Exercise aim: The answer must consist of every line in the data below that holds the word "value".

Data excerpts:
::::::::::

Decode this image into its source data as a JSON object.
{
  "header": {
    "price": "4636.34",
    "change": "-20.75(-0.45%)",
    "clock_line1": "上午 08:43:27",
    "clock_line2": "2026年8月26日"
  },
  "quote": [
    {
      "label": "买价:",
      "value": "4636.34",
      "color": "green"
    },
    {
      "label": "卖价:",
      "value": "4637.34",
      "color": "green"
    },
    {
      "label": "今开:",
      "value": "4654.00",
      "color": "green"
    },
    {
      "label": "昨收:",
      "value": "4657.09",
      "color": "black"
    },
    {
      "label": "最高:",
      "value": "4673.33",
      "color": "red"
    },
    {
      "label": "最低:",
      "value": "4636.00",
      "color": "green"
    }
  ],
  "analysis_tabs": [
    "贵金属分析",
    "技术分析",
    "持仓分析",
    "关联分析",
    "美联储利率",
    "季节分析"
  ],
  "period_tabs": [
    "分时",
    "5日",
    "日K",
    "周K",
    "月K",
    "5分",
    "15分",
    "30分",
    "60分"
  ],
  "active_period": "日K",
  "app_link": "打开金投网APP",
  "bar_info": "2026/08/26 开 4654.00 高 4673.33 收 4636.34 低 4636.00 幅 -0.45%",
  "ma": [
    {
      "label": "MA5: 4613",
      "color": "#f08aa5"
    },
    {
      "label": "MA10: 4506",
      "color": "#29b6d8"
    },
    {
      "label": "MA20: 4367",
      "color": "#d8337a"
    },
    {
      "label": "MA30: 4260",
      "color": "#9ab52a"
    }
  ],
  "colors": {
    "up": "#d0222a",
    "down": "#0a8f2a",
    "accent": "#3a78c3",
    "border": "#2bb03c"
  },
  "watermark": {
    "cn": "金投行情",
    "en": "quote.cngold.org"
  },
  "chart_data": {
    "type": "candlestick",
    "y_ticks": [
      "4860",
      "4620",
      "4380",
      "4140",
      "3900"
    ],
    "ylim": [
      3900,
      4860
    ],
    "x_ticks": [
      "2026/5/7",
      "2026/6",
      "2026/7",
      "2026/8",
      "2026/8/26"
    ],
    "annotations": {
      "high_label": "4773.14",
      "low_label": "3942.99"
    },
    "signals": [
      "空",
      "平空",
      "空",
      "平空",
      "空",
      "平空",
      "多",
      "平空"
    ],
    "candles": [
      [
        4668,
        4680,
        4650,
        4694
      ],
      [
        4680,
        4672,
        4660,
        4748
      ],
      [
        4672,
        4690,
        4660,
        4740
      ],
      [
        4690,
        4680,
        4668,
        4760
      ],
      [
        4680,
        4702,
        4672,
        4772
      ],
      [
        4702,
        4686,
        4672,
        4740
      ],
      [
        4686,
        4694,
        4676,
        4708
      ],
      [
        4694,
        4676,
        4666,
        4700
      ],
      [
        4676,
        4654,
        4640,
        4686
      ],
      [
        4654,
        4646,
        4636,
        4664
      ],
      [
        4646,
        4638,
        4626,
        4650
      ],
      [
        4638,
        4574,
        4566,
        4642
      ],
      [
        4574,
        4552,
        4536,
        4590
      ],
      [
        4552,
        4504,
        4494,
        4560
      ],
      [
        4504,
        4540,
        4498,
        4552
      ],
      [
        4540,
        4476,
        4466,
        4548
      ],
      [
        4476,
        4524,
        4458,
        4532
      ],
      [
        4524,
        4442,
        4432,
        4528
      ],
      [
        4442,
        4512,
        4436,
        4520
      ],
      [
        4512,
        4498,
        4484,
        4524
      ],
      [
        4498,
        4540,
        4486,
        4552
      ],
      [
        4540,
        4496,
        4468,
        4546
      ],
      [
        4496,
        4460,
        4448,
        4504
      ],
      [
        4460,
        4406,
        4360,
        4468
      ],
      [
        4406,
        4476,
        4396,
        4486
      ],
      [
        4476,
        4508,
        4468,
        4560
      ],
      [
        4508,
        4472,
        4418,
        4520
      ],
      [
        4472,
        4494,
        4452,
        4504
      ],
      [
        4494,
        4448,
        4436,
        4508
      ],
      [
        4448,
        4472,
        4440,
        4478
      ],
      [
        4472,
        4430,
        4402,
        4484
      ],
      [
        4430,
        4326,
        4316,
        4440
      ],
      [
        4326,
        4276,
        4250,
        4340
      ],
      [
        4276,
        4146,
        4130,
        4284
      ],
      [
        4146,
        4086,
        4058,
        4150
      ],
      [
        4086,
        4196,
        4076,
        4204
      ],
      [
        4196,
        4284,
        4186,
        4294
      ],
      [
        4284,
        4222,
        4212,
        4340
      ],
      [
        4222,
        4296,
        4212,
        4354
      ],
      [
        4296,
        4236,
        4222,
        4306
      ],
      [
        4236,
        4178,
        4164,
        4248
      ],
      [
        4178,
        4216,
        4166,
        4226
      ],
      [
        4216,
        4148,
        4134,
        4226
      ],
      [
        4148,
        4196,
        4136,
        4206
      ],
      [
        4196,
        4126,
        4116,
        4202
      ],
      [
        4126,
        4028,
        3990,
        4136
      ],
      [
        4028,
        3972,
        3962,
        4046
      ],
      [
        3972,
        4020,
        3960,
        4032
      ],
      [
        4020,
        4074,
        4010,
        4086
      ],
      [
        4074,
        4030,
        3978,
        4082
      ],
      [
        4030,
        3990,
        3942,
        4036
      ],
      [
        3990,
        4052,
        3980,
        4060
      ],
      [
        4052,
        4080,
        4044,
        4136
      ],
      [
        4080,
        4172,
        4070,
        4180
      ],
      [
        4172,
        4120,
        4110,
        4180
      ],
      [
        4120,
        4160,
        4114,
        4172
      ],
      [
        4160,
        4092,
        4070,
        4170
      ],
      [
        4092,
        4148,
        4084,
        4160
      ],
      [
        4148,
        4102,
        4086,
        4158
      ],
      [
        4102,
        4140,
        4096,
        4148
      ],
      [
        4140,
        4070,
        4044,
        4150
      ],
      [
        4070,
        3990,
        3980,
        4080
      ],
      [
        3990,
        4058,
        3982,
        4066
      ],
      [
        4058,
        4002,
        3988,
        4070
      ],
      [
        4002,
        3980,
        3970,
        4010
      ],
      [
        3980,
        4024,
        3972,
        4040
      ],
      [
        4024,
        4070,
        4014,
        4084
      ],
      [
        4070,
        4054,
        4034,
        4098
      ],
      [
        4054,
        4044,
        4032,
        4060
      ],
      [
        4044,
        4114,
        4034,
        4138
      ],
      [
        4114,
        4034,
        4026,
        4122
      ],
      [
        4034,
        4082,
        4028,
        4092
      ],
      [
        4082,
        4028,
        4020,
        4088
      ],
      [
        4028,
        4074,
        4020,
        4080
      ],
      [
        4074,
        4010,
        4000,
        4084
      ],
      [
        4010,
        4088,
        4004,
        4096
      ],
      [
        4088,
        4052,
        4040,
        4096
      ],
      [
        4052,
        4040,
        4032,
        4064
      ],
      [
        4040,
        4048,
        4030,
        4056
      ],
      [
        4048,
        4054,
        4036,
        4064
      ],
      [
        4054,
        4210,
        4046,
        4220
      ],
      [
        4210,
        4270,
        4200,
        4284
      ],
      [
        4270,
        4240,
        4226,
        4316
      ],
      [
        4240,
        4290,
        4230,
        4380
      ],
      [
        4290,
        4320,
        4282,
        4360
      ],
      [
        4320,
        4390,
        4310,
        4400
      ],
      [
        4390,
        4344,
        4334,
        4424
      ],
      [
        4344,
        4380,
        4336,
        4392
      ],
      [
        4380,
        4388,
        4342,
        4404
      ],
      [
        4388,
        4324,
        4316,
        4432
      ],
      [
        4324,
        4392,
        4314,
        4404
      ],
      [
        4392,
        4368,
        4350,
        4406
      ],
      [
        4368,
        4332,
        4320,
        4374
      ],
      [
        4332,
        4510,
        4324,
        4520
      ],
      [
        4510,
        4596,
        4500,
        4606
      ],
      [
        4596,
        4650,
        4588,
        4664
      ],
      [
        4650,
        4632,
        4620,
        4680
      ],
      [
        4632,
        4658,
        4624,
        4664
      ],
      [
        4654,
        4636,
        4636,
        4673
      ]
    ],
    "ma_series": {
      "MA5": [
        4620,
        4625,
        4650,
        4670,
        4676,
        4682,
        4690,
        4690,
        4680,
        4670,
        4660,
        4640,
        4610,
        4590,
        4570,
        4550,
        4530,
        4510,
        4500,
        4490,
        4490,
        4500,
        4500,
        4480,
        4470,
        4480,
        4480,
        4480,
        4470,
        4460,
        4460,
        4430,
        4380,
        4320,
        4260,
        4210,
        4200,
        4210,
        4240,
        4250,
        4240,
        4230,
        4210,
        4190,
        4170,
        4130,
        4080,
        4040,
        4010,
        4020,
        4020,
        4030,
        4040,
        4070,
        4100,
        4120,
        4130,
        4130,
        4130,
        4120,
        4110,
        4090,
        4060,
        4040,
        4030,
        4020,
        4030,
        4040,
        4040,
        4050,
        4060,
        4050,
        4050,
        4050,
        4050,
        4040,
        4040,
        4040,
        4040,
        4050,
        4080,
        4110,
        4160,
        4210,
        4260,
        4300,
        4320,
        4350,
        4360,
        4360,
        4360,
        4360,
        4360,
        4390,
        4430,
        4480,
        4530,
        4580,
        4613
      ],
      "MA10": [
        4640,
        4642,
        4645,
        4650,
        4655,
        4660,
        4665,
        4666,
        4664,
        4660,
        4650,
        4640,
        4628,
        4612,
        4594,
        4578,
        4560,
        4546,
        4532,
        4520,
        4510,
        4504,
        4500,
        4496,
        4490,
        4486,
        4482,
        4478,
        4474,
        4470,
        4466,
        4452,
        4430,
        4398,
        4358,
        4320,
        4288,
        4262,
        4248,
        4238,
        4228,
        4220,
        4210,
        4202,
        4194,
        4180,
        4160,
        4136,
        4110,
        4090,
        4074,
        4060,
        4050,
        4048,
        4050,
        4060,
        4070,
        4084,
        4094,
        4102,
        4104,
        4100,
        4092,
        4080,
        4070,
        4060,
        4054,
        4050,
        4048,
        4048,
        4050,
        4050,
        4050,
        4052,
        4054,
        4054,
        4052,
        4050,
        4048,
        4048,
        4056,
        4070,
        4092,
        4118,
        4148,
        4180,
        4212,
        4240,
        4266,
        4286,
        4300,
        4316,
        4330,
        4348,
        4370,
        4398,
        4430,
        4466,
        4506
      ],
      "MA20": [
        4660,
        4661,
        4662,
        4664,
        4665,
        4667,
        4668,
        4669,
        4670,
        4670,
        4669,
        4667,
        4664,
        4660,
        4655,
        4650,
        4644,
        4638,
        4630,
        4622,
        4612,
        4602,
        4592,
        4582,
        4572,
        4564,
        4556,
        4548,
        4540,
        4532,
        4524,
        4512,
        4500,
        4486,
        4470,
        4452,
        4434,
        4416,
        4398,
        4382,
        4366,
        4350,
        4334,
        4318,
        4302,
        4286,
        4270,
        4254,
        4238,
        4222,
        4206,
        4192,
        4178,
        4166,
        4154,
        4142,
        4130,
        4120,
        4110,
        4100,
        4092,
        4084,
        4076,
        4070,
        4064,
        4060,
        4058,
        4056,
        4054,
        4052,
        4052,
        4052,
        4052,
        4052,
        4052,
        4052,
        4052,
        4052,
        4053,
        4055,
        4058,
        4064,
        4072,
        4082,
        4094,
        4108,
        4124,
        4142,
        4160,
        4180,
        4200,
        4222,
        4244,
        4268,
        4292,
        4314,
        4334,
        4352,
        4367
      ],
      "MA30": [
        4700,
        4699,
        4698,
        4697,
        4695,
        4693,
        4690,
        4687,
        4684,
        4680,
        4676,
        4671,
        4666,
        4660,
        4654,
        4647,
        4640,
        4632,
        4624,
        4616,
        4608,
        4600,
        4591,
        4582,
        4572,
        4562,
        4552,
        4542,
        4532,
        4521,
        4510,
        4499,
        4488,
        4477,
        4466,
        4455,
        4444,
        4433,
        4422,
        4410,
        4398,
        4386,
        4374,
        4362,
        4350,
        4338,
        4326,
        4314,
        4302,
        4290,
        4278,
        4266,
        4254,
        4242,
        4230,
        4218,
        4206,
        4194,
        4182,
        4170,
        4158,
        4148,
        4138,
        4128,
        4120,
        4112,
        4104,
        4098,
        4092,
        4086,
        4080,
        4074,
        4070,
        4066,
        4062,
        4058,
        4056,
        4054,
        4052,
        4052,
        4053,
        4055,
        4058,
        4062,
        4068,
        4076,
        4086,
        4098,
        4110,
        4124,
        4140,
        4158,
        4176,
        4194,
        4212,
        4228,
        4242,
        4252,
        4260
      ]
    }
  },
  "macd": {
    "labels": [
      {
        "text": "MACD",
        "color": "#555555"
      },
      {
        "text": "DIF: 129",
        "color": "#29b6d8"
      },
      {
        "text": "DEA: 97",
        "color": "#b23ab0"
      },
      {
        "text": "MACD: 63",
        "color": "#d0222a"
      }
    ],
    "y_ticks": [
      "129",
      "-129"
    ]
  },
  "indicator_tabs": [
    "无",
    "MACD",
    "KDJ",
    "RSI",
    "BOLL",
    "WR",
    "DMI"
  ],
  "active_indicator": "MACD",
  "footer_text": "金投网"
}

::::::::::

Response to the task:
      "value": "4636.34",
      "value": "4637.34",
      "value": "4654.00",
      "value": "4657.09",
      "value": "4673.33",
      "value": "4636.00",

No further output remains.